What to work on: Return all lines of the records that contain the word "Number".

(Records supplied)

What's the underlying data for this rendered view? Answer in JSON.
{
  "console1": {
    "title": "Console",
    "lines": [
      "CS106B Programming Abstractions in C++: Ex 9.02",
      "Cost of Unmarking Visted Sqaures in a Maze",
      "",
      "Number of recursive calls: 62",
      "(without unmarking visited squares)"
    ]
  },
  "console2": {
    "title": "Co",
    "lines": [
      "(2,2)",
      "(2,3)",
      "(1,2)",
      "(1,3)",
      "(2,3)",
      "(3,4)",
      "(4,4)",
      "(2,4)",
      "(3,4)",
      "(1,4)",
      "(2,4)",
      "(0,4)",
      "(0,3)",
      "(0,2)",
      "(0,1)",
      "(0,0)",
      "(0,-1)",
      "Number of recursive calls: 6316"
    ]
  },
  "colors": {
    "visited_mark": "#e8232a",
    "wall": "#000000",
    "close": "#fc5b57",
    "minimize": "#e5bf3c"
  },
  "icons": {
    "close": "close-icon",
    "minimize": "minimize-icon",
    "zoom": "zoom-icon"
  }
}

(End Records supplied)
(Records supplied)

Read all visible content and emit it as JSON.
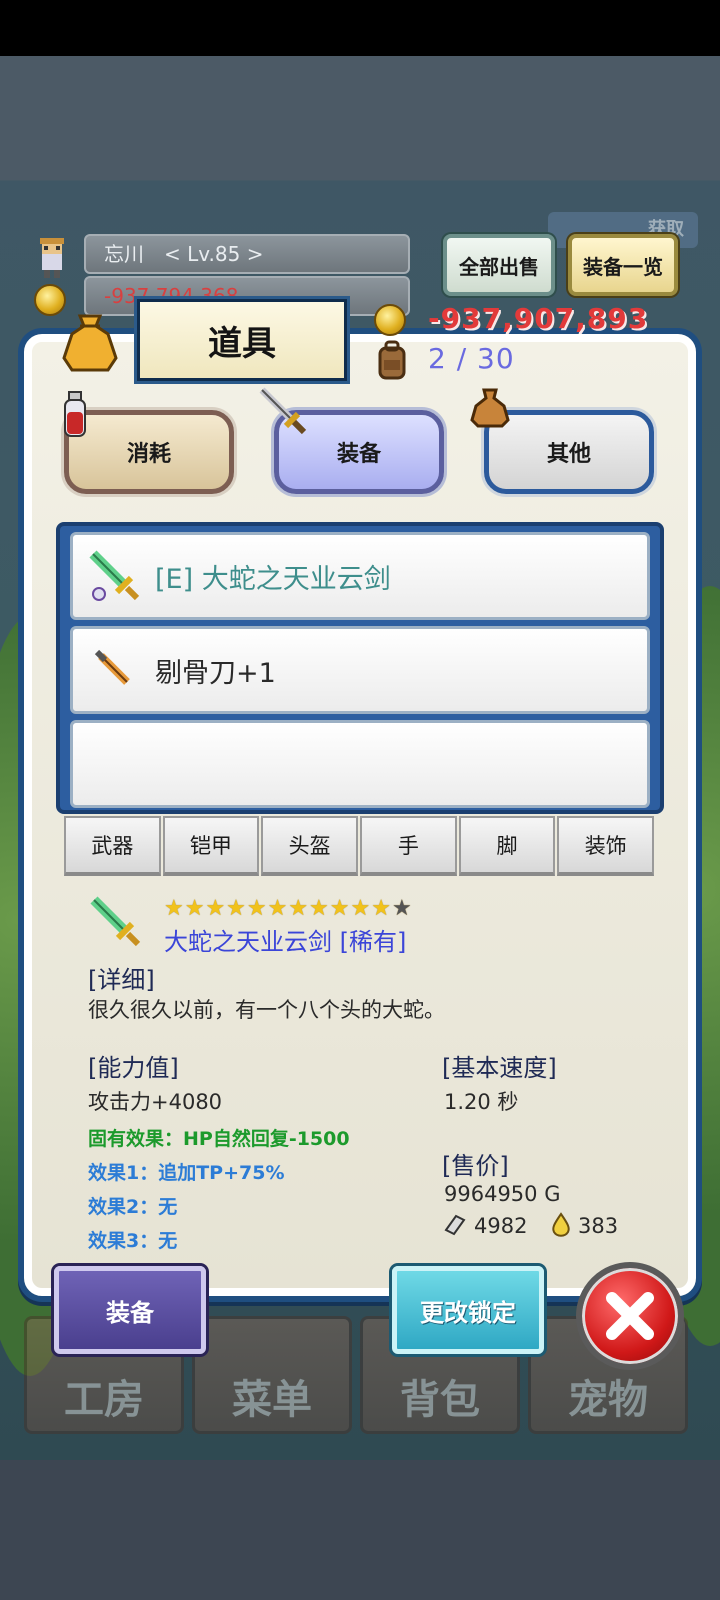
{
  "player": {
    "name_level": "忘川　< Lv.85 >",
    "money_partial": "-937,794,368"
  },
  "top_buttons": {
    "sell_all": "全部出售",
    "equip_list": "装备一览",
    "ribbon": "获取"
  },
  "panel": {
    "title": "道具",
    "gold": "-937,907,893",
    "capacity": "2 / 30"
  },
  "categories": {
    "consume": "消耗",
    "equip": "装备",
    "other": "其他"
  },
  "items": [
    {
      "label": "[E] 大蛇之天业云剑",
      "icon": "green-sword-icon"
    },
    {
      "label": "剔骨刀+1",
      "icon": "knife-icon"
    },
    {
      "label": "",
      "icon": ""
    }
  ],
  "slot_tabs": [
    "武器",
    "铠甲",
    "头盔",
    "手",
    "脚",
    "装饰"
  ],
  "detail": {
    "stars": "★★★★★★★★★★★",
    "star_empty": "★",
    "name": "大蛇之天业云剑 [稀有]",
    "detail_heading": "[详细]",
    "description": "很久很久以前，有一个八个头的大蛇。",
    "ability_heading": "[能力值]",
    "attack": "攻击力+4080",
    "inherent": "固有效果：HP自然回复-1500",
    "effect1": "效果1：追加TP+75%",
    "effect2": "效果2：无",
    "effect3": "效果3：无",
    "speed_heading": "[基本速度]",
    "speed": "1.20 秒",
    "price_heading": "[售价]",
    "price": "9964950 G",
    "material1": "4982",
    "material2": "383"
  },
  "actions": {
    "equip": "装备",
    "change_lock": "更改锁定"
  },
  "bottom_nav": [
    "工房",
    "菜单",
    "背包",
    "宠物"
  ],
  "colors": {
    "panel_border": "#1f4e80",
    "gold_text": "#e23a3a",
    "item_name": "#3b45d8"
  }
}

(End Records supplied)

Written response:
      "Number of recursive calls: 62",
      "Number of recursive calls: 6316"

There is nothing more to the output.